Monday, December 29, 2008
Learning How to Learn
i realized something over the past few months. after years of responding to the questions, “what’s your major?” followed by “why a religion and communications double major?”, i’ve realized that knowledge in any field applies directly to any other field. for instance, my religion major has happened to equip me very well for certain aspects of business, particularly sales. so how does karl bart’s theology correlate with sales pitches?
here at calvin, the religion department routinely hands out the lowest GPAs. i think that’s because all students are required to take a 100-level and a 200-level religion course as part of their core requirement. and contrary to other core courses, religion faculty don’t lower their expectations just because most of their students aren’t religion majors. the courses are tough: students are expected to read some really dense articles, regurgitate the information in thorough tests, and churn out several research papers within a semester. if i find these courses difficult as a religion major, i can’t imagine how non-religion majors are faring. i’ve heard plenty of complaints, and i know my GPA would be a lot better if i didn’t take religion classes.

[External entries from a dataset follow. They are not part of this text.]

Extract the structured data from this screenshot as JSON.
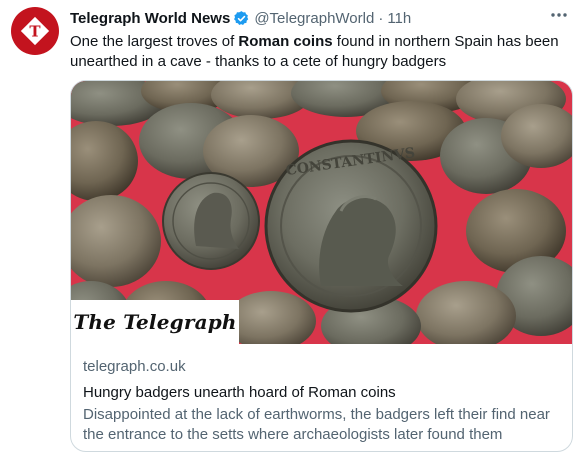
{
  "tweet": {
    "author_name": "Telegraph World News",
    "author_handle": "@TelegraphWorld",
    "separator": "·",
    "timestamp": "11h",
    "text_before": "One the largest troves of ",
    "text_bold": "Roman coins",
    "text_after": " found in northern Spain has been unearthed in a cave - thanks to a cete of hungry badgers"
  },
  "card": {
    "logo_text": "The Telegraph",
    "domain": "telegraph.co.uk",
    "title": "Hungry badgers unearth hoard of Roman coins",
    "description": "Disappointed at the lack of earthworms, the badgers left their find near the entrance to the setts where archaeologists later found them"
  },
  "icons": {
    "avatar": "telegraph-t-logo",
    "verified": "verified-badge-icon",
    "more": "more-options-icon"
  },
  "colors": {
    "brand_red": "#c3131e",
    "verified_blue": "#1d9bf0",
    "secondary_text": "#536471",
    "primary_text": "#0f1419",
    "card_border": "#cfd9de"
  }
}
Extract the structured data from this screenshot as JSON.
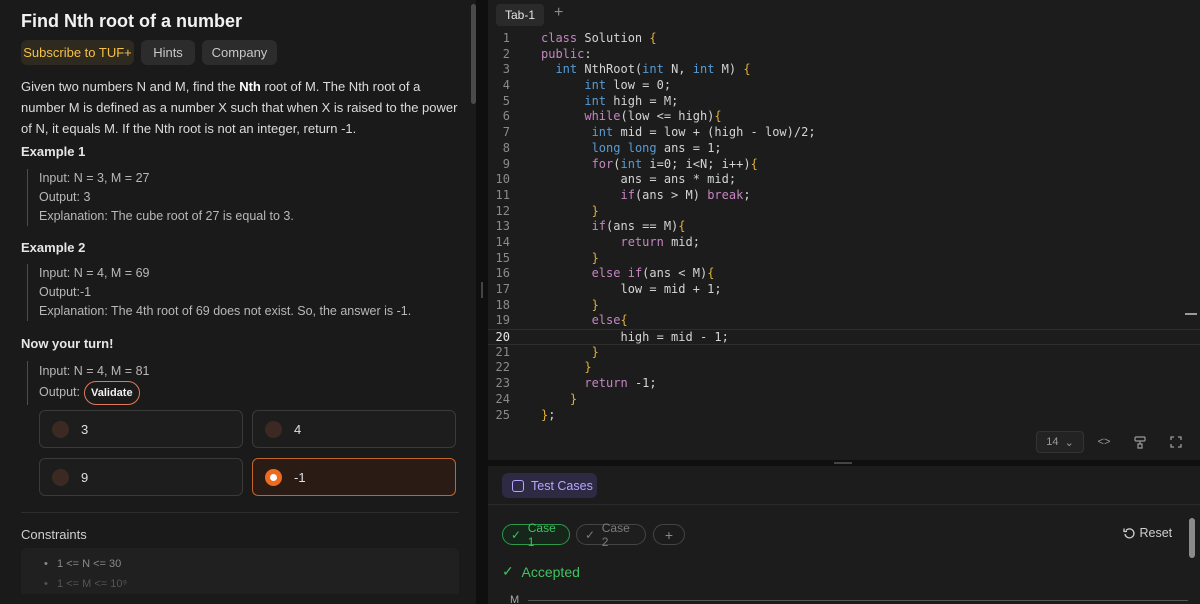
{
  "problem": {
    "title": "Find Nth root of a number",
    "tags": [
      "Subscribe to TUF+",
      "Hints",
      "Company"
    ],
    "desc_part1": "Given two numbers N and M, find the ",
    "desc_bold": "Nth",
    "desc_part2": " root of M. The Nth root of a number M is defined as a number X such that when X is raised to the power of N, it equals M. If the Nth root is not an integer, return -1.",
    "example1_title": "Example 1",
    "example1": [
      "Input: N = 3, M = 27",
      "Output: 3",
      "Explanation: The cube root of 27 is equal to 3."
    ],
    "example2_title": "Example 2",
    "example2": [
      "Input: N = 4, M = 69",
      "Output:-1",
      "Explanation: The 4th root of 69 does not exist. So, the answer is -1."
    ],
    "turn_title": "Now your turn!",
    "turn_input": "Input: N = 4, M = 81",
    "turn_output": "Output:",
    "validate": "Validate",
    "options": [
      "3",
      "4",
      "9",
      "-1"
    ],
    "selected_option": "-1",
    "constraints_title": "Constraints",
    "constraints": [
      "1 <= N <= 30",
      "1 <= M <= 10⁹"
    ]
  },
  "editor": {
    "tab": "Tab-1",
    "add_tab": "+",
    "font_size": "14",
    "current_line": 20,
    "lines": [
      "class Solution {",
      "public:",
      "  int NthRoot(int N, int M) {",
      "      int low = 0;",
      "      int high = M;",
      "      while(low <= high){",
      "       int mid = low + (high - low)/2;",
      "       long long ans = 1;",
      "       for(int i=0; i<N; i++){",
      "           ans = ans * mid;",
      "           if(ans > M) break;",
      "       }",
      "       if(ans == M){",
      "           return mid;",
      "       }",
      "       else if(ans < M){",
      "           low = mid + 1;",
      "       }",
      "       else{",
      "           high = mid - 1;",
      "       }",
      "      }",
      "      return -1;",
      "    }",
      "};"
    ]
  },
  "tests": {
    "tab": "Test Cases",
    "cases": [
      "Case 1",
      "Case 2"
    ],
    "reset": "Reset",
    "status": "Accepted",
    "var_label": "M"
  },
  "colors": {
    "accent": "#ef6a1f",
    "success": "#3fc25f",
    "purple": "#b7a6ff",
    "tuf": "#f5c04a"
  }
}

but calvin’s religion department is incredible, and i wouldn’t be studying here if i wasn’t majoring in religion. the department equips people for sales pitches in two ways. first, religion rewards diligence, and second, religion improves writing skills. i have some friends who participated in southwestern company’s internship program. for an entire summer, they worked 70-80 hours over a six-day week doing door-to-door sales. before they hit the streets, they go through the company’s orientation program. if i recall correctly, one of the rules-of-thumbs that the company teaches them is that ~15% of the people they approach simply will not buy the product. meanwhile, ~15% of those they approach will buy the product, just because they show up. your sales pitch determines what happens with the remaining 70%. the top interns earn $40,000+ in one summer because they’ve developed excellent pitches.

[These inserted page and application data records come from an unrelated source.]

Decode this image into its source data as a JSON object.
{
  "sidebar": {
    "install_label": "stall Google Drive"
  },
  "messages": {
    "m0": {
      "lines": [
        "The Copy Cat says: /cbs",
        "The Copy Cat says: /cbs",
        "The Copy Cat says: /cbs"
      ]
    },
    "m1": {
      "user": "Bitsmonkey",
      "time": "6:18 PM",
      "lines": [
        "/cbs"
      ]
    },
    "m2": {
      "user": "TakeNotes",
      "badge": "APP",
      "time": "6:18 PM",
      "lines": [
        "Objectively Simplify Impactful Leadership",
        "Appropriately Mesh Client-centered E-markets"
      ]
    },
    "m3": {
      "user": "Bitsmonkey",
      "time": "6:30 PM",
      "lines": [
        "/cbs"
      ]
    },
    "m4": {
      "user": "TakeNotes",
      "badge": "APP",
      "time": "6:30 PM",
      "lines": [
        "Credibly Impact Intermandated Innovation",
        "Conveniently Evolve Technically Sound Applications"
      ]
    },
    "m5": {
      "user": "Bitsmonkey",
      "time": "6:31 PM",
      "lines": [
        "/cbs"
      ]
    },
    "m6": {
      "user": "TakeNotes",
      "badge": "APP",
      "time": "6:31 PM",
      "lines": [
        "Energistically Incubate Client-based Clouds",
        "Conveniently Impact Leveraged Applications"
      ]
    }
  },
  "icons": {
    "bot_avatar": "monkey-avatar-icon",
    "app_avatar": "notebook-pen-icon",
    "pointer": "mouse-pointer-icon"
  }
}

i have a lot of respect for southwestern interns, and they’ve taught me a lot about sales. the main lesson is that hard work pays off. even the worst southwestern intern can make a few thousand dollars in a summer if they spend 80 hours a week knocking on doors. it’s a bit of a shotgun approach—by virtue of statistics, ~15% of the doors they knock on will result in a successful sale. so they knock on a lot of doors. just like in calvin’s religion classes, diligence pays off. if students follow their professor’s advice and start their research papers two weeks before the deadline, they’ll earn a good grade.
of course, you’ll still need to be a decent writer, and that’s what high school and calvin’s english 101 course is for. like i said before, religion classes hone your writing skills. religion professors expect polished and well-researched papers, and they’ll dock big points if any student falls short of their standards. every point needs to be backed up, and all points must contribute to a logical conclusion. if the professor isn’t convinced by the student’s arguments, the student will receive a low grade. no if, ands, or buts—enough religion professors have already been placed on probation by calvin’s administration for flunking large numbers of students. just like how religion professors won’t accept a poorly-argued paper, potential customers will reject poorly-argued sales pitches. southwestern interns give their pitches in person, not on paper. i’m hoping to reach that level one day, because i think giving pitches in person is much harder than pitching by e-mail. at least with an e-mail pitch, i can leverage my religion-influenced writing skills.
i never expected any of this when i signed up for religion. but by sticking with a good program, i realized that the skills i’m developing can equip me for opportunities in many different fields. after all, i can’t go wrong with learning how to sell—within the next few years, i’ll be selling myself to various employers and/or grad schools.